COVID-19: Ten Best Practices for Pricing Apartments in a Downturn

Many of today’s property managers and leasing agents weren’t in the industry back in 2008 and 2009, and they’ve generally experienced only strong leasing demand over the last decade. They’ve now been thrown into the deep end of the pool very abruptly.

Measuring same-store change on a rolling seven-day average, traffic to property websites are down 15% year-over-year, and guest cards are down nearly 3%. Lead volumes will likely plummet further as more cities adopt shelter in place ordinances, and even after the virus runs its course, the economic fallout could translate to sustained job losses and weak demand for housing.

Coronavirus Apartment Market data

That’s a very challenging backdrop in which to think about pricing apartment units.

What lessons learned from 2008 and 2009 can we apply to today in how we price units today? Here are 10 best practices to consider:

  1. Avoid panic. It’s always important to take emotion out of pricing, and it’s even more important in a downturn. Build your pricing strategy with a balance of science and operational expertise. Protect your rent roll in ways that allow you to capitalize when markets improve. Simply slashing rents won’t necessarily buy you demand if that demand isn’t there.
  2. Revenue management outperforms in a down market. In 2008 and 2009, revenue-managed properties didn’t necessarily avoid rent cuts – few properties did. But those adjustments came earlier and were not nearly as deep as other properties. We also observed revenue-managed properties maintained higher occupancy rates and deployed strategies that enabled them to come out of the recession earlier. There are case studies available supporting those results.
  3. Revenue management is configurable to your strategy. Aligning your pricing strategy with investment strategy is critical. For example, NOI or cash flow versus focusing aggressively on rent level appreciation.
  4. Lock in renters on longer lease terms. Every asset is unique, but we saw many benefited in 2008 and 2009 from pushing longer lease terms to reduce churn and minimize vacancy.
  5. Work ahead. Send your renewal offers longer in advance than you would in a high-demand market. Operators who did this were successful in holding higher occupancy rates.
  6. Enter your data – and follow the data. Revenue management looks first and foremost at your internal rent roll from your property management system, which means it’s paramount to ensure data is updated frequently. Every lead, every lease and every renewal matters.
  7. Watch transactional market trends closely. Using solutions like RealPage Benchmarking, you can see what is happening around you in real time. Understanding how your competitors price renewals, for example, empowers you with critical decision support. Pay less attention to rent comps from call-arounds and web listings. These cover only new leases and rarely reflect what’s on the rent roll. One of the worst mistakes you can make is to follow your competitors off the ledge of the cliff when your internal data and your transactional benchmarks tell you there’s no need to do so.
  8. Get granular. Execute floor plan by floor plan. Don’t just think about the asset overall.
  9. View demand in aggregate – new leases plus renewals. An expected increase in renewal demand offsets a decrease in expected new lease demand.
  10. Avoid thinking about pricing in a vacuum. Pricing is one of many levers you can pull out of toolbox that also includes marketing, screening and workforce optimization. Not every problem is a problem price can solve.

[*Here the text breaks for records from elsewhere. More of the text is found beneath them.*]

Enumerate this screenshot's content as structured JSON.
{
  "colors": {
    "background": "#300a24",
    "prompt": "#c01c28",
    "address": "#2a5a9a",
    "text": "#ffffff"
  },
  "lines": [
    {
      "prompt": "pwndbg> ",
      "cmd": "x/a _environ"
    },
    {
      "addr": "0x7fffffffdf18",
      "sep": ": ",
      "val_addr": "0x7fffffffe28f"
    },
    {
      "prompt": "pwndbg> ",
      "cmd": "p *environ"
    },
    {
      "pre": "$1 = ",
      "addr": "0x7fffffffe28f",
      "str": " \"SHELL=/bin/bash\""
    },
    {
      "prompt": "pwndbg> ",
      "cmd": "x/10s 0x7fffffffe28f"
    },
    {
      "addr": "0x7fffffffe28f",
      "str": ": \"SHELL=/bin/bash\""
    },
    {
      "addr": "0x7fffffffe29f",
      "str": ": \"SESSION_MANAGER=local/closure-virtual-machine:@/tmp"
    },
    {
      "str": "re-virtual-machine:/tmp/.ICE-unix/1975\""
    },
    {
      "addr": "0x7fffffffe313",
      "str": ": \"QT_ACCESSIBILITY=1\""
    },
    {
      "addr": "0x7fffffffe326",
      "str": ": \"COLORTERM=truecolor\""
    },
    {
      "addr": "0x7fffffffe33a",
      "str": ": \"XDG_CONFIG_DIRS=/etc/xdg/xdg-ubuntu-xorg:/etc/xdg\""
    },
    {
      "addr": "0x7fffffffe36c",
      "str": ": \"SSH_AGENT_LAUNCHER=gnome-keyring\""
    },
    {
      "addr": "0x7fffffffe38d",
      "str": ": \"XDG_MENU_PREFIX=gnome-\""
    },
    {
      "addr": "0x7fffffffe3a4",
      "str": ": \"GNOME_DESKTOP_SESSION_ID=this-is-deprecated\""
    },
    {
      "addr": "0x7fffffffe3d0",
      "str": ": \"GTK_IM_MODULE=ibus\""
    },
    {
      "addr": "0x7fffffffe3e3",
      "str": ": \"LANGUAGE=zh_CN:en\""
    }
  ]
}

One challenge apartment operators didn’t face in 2008 and 2009: eviction moratoriums. We have received many questions over the last week asking how apartment owners and operators can protect their rent rolls if they can’t evict delinquent renters. We have a commentary piece on our blog with deeper insights into that topic, which you can find here. We make the point that eviction bans make operational risk management crucial going forward – particularly in having smarter screening practices that look not only at ability to pay rent, but actual willingness to pay rent.

Going back to #10 on the list above, remember that pricing is only one of four primary levers you can pull to optimize revenue. In the coming days, we’ll talk more about how to weave together a cohesive strategy aligning each lever.